Enzymes are biological catalysts that are made from a string of amino acids, which fold into specific three-dimensional protein structures. The scientists' aim was to create an enzyme for a specific chemical reaction whereby a proton (a positively charged hydrogen atom) is removed from carbon – a highly demanding reaction and rate-determining step in numerous processes for which no enzymes currently exist, but which would be beneficial in helping to speed up the reaction. During the first heat of the 'competition,' the research team designed the 'heart' of the enzymatic machine – the active site – where the chemical reactions take place.
The second heat of the competition was to design the backbone of the enzyme, i.e., to determine the sequence of the 200 amino acids that make up the structure of the protein. This was no easy feat seeing as there is an infinite number of ways to arrange 20 different types of amino acids into strings of 200. But in practice, only a limited number of possibilities are available as the sequence of amino acids determines the structure of the enzyme, which in turn, determines its specific activity. Prof. David Baker of the University of Washington, Seattle, used novel computational methodologies to scan tens of thousands of sequence possibilities, identifying about 60 computationally designed enzymes that had the potential to carry out the intended activity. Of these 60 sequences tested, eight advanced to the next 'round' having showed biological activity. Of these remaining eight, three sequences got through to the 'final stage,' which proved to be the most active. Drs. Orly Dym and Shira Albeck of the Weizmann Institute's Structural Biology Department solved the structure of one of the final contestants, and confirmed that the enzymes created were almost identical to the predicted computational design.
But the efficiency of the new enzymes could not compare to that of naturally-occurring enzymes that have evolved over millions of years. This is where 'mankind' was on the verge of losing the competition to nature, until Prof. Dan Tawfik and research student Olga Khersonsky of the Weizmann Institute's Biological Chemistry Department stepped in, whereby they developed a method allowing the synthetic enzymes to undergo 'evolution in a test tube' that mimics natural evolution. Their method is based on repeated rounds of random mutations followed by scanning the mutant enzymes to find the ones who showed the most improvement in efficiency. These enzymes then underwent further rounds of mutation and screening. Results show that it takes only seven rounds of evolution in a test tube to improve the enzymes' efficiency 200-fold compared with the efficiency of the computer-designed template, resulting in a million-fold increase in reaction rates compared with those that take place in the absence of an enzyme.

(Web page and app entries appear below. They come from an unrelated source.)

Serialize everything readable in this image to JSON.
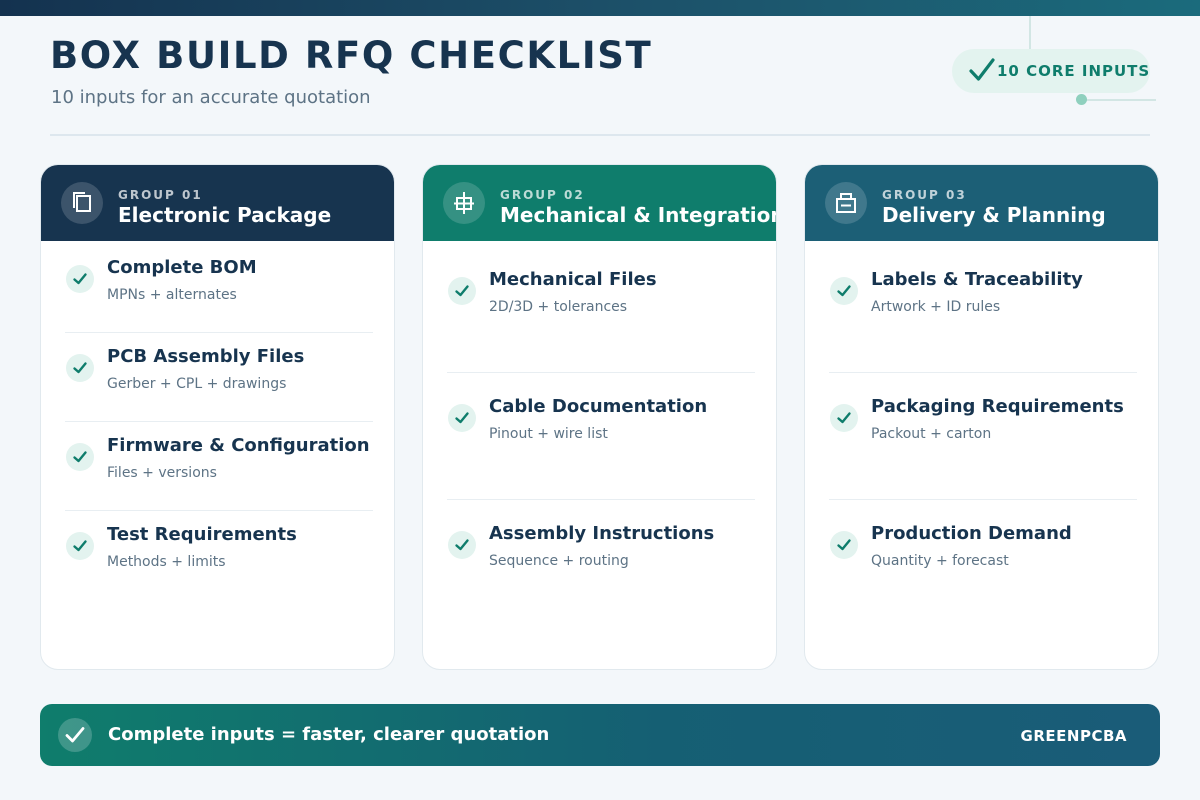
{
  "header": {
    "title": "BOX BUILD RFQ CHECKLIST",
    "subtitle": "10 inputs for an accurate quotation",
    "badge": "10 CORE INPUTS"
  },
  "colors": {
    "navy": "#17344f",
    "green": "#0f7d6c",
    "teal": "#1c5f76",
    "check_bg": "#e3f3ef",
    "page_bg": "#f3f7fa"
  },
  "groups": [
    {
      "number": "GROUP 01",
      "title": "Electronic Package",
      "icon": "copy-layers-icon",
      "items": [
        {
          "title": "Complete BOM",
          "desc": "MPNs + alternates"
        },
        {
          "title": "PCB Assembly Files",
          "desc": "Gerber + CPL + drawings"
        },
        {
          "title": "Firmware & Configuration",
          "desc": "Files + versions"
        },
        {
          "title": "Test Requirements",
          "desc": "Methods + limits"
        }
      ]
    },
    {
      "number": "GROUP 02",
      "title": "Mechanical & Integration",
      "icon": "mechanical-part-icon",
      "items": [
        {
          "title": "Mechanical Files",
          "desc": "2D/3D + tolerances"
        },
        {
          "title": "Cable Documentation",
          "desc": "Pinout + wire list"
        },
        {
          "title": "Assembly Instructions",
          "desc": "Sequence + routing"
        }
      ]
    },
    {
      "number": "GROUP 03",
      "title": "Delivery & Planning",
      "icon": "package-box-icon",
      "items": [
        {
          "title": "Labels & Traceability",
          "desc": "Artwork + ID rules"
        },
        {
          "title": "Packaging Requirements",
          "desc": "Packout + carton"
        },
        {
          "title": "Production Demand",
          "desc": "Quantity + forecast"
        }
      ]
    }
  ],
  "footer": {
    "message": "Complete inputs = faster, clearer quotation",
    "brand": "GREENPCBA"
  }
}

The scientists found that the mutations occurring in the area surrounding the enzyme's active site caused minor structural changes, which in turn, resulted in an increased chemical reaction rate. These mutations therefore seem to correct shortcomings in the computational design, by shedding light on what might be lacking in the original designs. Other mutations increased the flexibility of the enzymes, which helped to increase the speed of substrate release from the active site.
'Reproducing the breathtaking performances of natural enzymes is a daunting task, but the combination of computational design and molecular in vitro evolution opens up new horizons in the creation of synthetic enzymes,' says Tawfik. 'Thanks to this research, we have gained a better understanding of the structure of enzymes as well as their mode of action. This, in turn, will allow us to design and create enzymes that nature itself had not ‘thought' of, which could be used in various processes, such as neutralizing poisons, developing medicines, as well as for many further potential applications.'